**Data records**:
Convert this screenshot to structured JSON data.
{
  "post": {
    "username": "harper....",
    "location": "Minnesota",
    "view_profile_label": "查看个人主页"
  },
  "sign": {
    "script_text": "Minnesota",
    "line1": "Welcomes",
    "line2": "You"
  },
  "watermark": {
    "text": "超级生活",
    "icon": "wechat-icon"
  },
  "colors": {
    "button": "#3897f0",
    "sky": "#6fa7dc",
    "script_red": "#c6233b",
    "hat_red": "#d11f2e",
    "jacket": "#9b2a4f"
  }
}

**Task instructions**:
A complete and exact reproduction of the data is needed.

**Task output**:
Convert this screenshot to structured JSON data.
{
  "post": {
    "username": "harper....",
    "location": "Minnesota",
    "view_profile_label": "查看个人主页"
  },
  "sign": {
    "script_text": "Minnesota",
    "line1": "Welcomes",
    "line2": "You"
  },
  "watermark": {
    "text": "超级生活",
    "icon": "wechat-icon"
  },
  "colors": {
    "button": "#3897f0",
    "sky": "#6fa7dc",
    "script_red": "#c6233b",
    "hat_red": "#d11f2e",
    "jacket": "#9b2a4f"
  }
}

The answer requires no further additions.